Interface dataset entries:
-------

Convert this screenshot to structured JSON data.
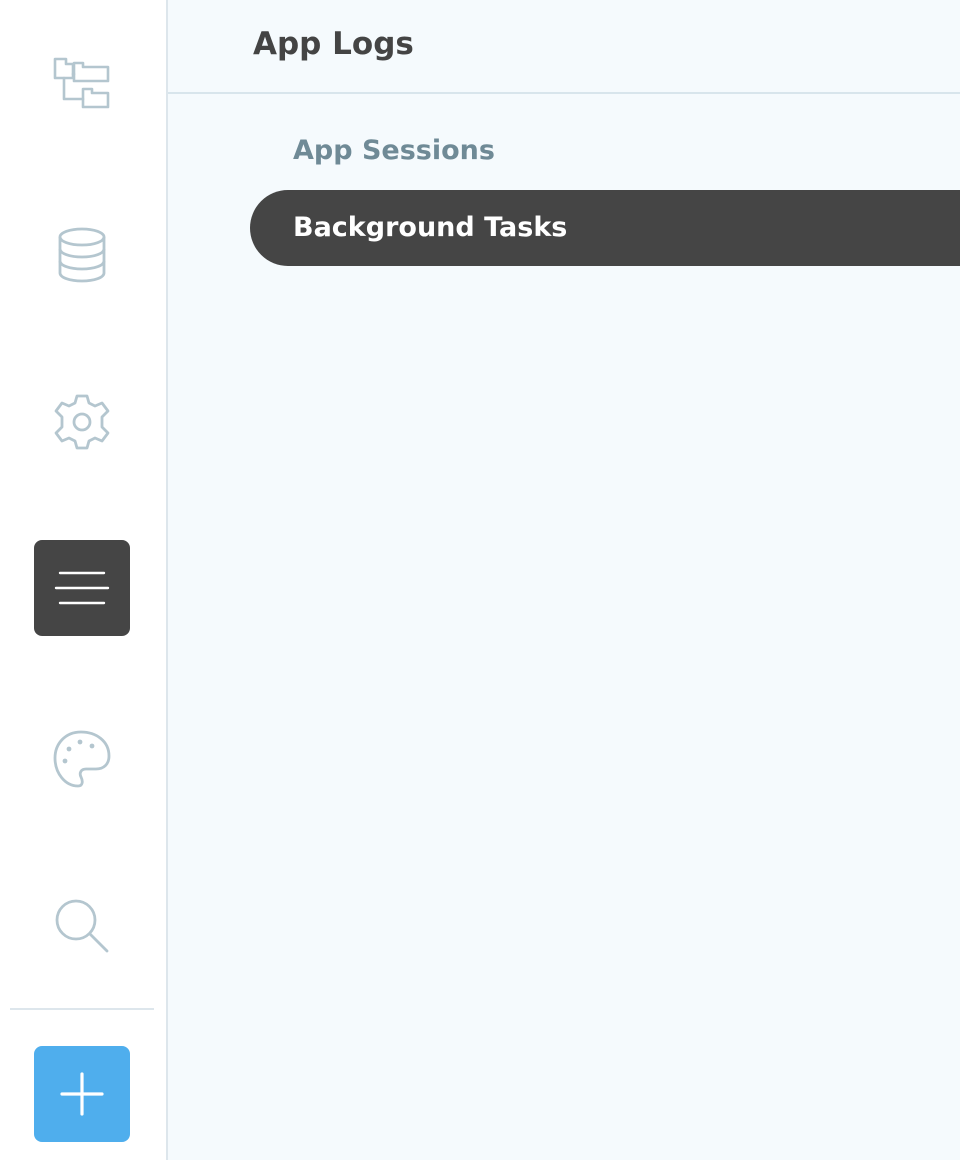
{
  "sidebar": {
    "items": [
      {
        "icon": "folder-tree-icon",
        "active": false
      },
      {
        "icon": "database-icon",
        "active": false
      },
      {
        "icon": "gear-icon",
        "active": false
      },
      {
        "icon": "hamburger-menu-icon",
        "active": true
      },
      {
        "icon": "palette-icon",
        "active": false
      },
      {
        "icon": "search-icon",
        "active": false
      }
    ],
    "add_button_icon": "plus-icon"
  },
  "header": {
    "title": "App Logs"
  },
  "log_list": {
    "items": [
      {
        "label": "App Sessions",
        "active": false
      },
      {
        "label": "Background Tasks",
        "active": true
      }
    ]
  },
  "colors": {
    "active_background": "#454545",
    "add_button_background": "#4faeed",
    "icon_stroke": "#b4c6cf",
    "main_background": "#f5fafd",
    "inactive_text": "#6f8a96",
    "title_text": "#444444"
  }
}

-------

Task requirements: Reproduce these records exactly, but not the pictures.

Result of the task:
Convert this screenshot to structured JSON data.
{
  "sidebar": {
    "items": [
      {
        "icon": "folder-tree-icon",
        "active": false
      },
      {
        "icon": "database-icon",
        "active": false
      },
      {
        "icon": "gear-icon",
        "active": false
      },
      {
        "icon": "hamburger-menu-icon",
        "active": true
      },
      {
        "icon": "palette-icon",
        "active": false
      },
      {
        "icon": "search-icon",
        "active": false
      }
    ],
    "add_button_icon": "plus-icon"
  },
  "header": {
    "title": "App Logs"
  },
  "log_list": {
    "items": [
      {
        "label": "App Sessions",
        "active": false
      },
      {
        "label": "Background Tasks",
        "active": true
      }
    ]
  },
  "colors": {
    "active_background": "#454545",
    "add_button_background": "#4faeed",
    "icon_stroke": "#b4c6cf",
    "main_background": "#f5fafd",
    "inactive_text": "#6f8a96",
    "title_text": "#444444"
  }
}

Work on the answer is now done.